» Required action: In your copy, reproduce the entries exactly as they are, minus the images.

[Extracted data entries]

-- Opening Marker --

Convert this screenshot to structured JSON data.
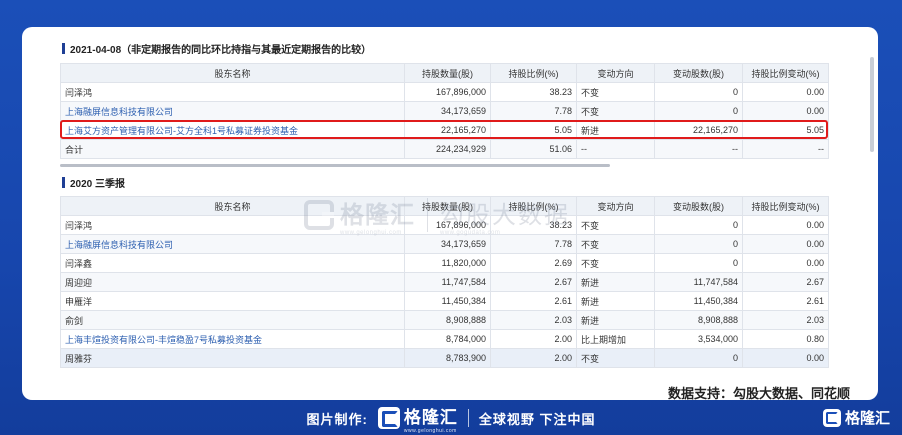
{
  "section1": {
    "title": "2021-04-08（非定期报告的同比环比持指与其最近定期报告的比较）",
    "headers": [
      "股东名称",
      "持股数量(股)",
      "持股比例(%)",
      "变动方向",
      "变动股数(股)",
      "持股比例变动(%)"
    ],
    "rows": [
      {
        "name": "闫泽鸿",
        "shares": "167,896,000",
        "ratio": "38.23",
        "dir": "不变",
        "chg": "0",
        "ratio_chg": "0.00"
      },
      {
        "name": "上海融屏信息科技有限公司",
        "shares": "34,173,659",
        "ratio": "7.78",
        "dir": "不变",
        "chg": "0",
        "ratio_chg": "0.00"
      },
      {
        "name": "上海艾方资产管理有限公司-艾方全科1号私募证券投资基金",
        "shares": "22,165,270",
        "ratio": "5.05",
        "dir": "新进",
        "chg": "22,165,270",
        "ratio_chg": "5.05"
      },
      {
        "name": "合计",
        "shares": "224,234,929",
        "ratio": "51.06",
        "dir": "--",
        "chg": "--",
        "ratio_chg": "--"
      }
    ]
  },
  "section2": {
    "title": "2020 三季报",
    "headers": [
      "股东名称",
      "持股数量(股)",
      "持股比例(%)",
      "变动方向",
      "变动股数(股)",
      "持股比例变动(%)"
    ],
    "rows": [
      {
        "name": "闫泽鸿",
        "shares": "167,896,000",
        "ratio": "38.23",
        "dir": "不变",
        "chg": "0",
        "ratio_chg": "0.00"
      },
      {
        "name": "上海融屏信息科技有限公司",
        "shares": "34,173,659",
        "ratio": "7.78",
        "dir": "不变",
        "chg": "0",
        "ratio_chg": "0.00"
      },
      {
        "name": "闫泽鑫",
        "shares": "11,820,000",
        "ratio": "2.69",
        "dir": "不变",
        "chg": "0",
        "ratio_chg": "0.00"
      },
      {
        "name": "周迎迎",
        "shares": "11,747,584",
        "ratio": "2.67",
        "dir": "新进",
        "chg": "11,747,584",
        "ratio_chg": "2.67"
      },
      {
        "name": "申雁洋",
        "shares": "11,450,384",
        "ratio": "2.61",
        "dir": "新进",
        "chg": "11,450,384",
        "ratio_chg": "2.61"
      },
      {
        "name": "俞剑",
        "shares": "8,908,888",
        "ratio": "2.03",
        "dir": "新进",
        "chg": "8,908,888",
        "ratio_chg": "2.03"
      },
      {
        "name": "上海丰煊投资有限公司-丰煊稳盈7号私募投资基金",
        "shares": "8,784,000",
        "ratio": "2.00",
        "dir": "比上期增加",
        "chg": "3,534,000",
        "ratio_chg": "0.80"
      },
      {
        "name": "周雅芬",
        "shares": "8,783,900",
        "ratio": "2.00",
        "dir": "不变",
        "chg": "0",
        "ratio_chg": "0.00"
      }
    ]
  },
  "watermark": {
    "brand": "格隆汇",
    "brand_sub": "www.gelonghui.com",
    "brand2": "勾股大数据",
    "brand2_sub": "www.gogudata.com"
  },
  "support_text": "数据支持：勾股大数据、同花顺",
  "footer": {
    "made_label": "图片制作:",
    "brand": "格隆汇",
    "brand_sub": "www.gelonghui.com",
    "slogan": "全球视野 下注中国"
  },
  "corner_brand": "格隆汇",
  "colors": {
    "background": "#1b4fb8",
    "highlight": "#e01b1b",
    "link": "#2d5fb0"
  }
}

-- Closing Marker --

» Expected answer:
Convert this screenshot to structured JSON data.
{
  "section1": {
    "title": "2021-04-08（非定期报告的同比环比持指与其最近定期报告的比较）",
    "headers": [
      "股东名称",
      "持股数量(股)",
      "持股比例(%)",
      "变动方向",
      "变动股数(股)",
      "持股比例变动(%)"
    ],
    "rows": [
      {
        "name": "闫泽鸿",
        "shares": "167,896,000",
        "ratio": "38.23",
        "dir": "不变",
        "chg": "0",
        "ratio_chg": "0.00"
      },
      {
        "name": "上海融屏信息科技有限公司",
        "shares": "34,173,659",
        "ratio": "7.78",
        "dir": "不变",
        "chg": "0",
        "ratio_chg": "0.00"
      },
      {
        "name": "上海艾方资产管理有限公司-艾方全科1号私募证券投资基金",
        "shares": "22,165,270",
        "ratio": "5.05",
        "dir": "新进",
        "chg": "22,165,270",
        "ratio_chg": "5.05"
      },
      {
        "name": "合计",
        "shares": "224,234,929",
        "ratio": "51.06",
        "dir": "--",
        "chg": "--",
        "ratio_chg": "--"
      }
    ]
  },
  "section2": {
    "title": "2020 三季报",
    "headers": [
      "股东名称",
      "持股数量(股)",
      "持股比例(%)",
      "变动方向",
      "变动股数(股)",
      "持股比例变动(%)"
    ],
    "rows": [
      {
        "name": "闫泽鸿",
        "shares": "167,896,000",
        "ratio": "38.23",
        "dir": "不变",
        "chg": "0",
        "ratio_chg": "0.00"
      },
      {
        "name": "上海融屏信息科技有限公司",
        "shares": "34,173,659",
        "ratio": "7.78",
        "dir": "不变",
        "chg": "0",
        "ratio_chg": "0.00"
      },
      {
        "name": "闫泽鑫",
        "shares": "11,820,000",
        "ratio": "2.69",
        "dir": "不变",
        "chg": "0",
        "ratio_chg": "0.00"
      },
      {
        "name": "周迎迎",
        "shares": "11,747,584",
        "ratio": "2.67",
        "dir": "新进",
        "chg": "11,747,584",
        "ratio_chg": "2.67"
      },
      {
        "name": "申雁洋",
        "shares": "11,450,384",
        "ratio": "2.61",
        "dir": "新进",
        "chg": "11,450,384",
        "ratio_chg": "2.61"
      },
      {
        "name": "俞剑",
        "shares": "8,908,888",
        "ratio": "2.03",
        "dir": "新进",
        "chg": "8,908,888",
        "ratio_chg": "2.03"
      },
      {
        "name": "上海丰煊投资有限公司-丰煊稳盈7号私募投资基金",
        "shares": "8,784,000",
        "ratio": "2.00",
        "dir": "比上期增加",
        "chg": "3,534,000",
        "ratio_chg": "0.80"
      },
      {
        "name": "周雅芬",
        "shares": "8,783,900",
        "ratio": "2.00",
        "dir": "不变",
        "chg": "0",
        "ratio_chg": "0.00"
      }
    ]
  },
  "watermark": {
    "brand": "格隆汇",
    "brand_sub": "www.gelonghui.com",
    "brand2": "勾股大数据",
    "brand2_sub": "www.gogudata.com"
  },
  "support_text": "数据支持：勾股大数据、同花顺",
  "footer": {
    "made_label": "图片制作:",
    "brand": "格隆汇",
    "brand_sub": "www.gelonghui.com",
    "slogan": "全球视野 下注中国"
  },
  "corner_brand": "格隆汇",
  "colors": {
    "background": "#1b4fb8",
    "highlight": "#e01b1b",
    "link": "#2d5fb0"
  }
}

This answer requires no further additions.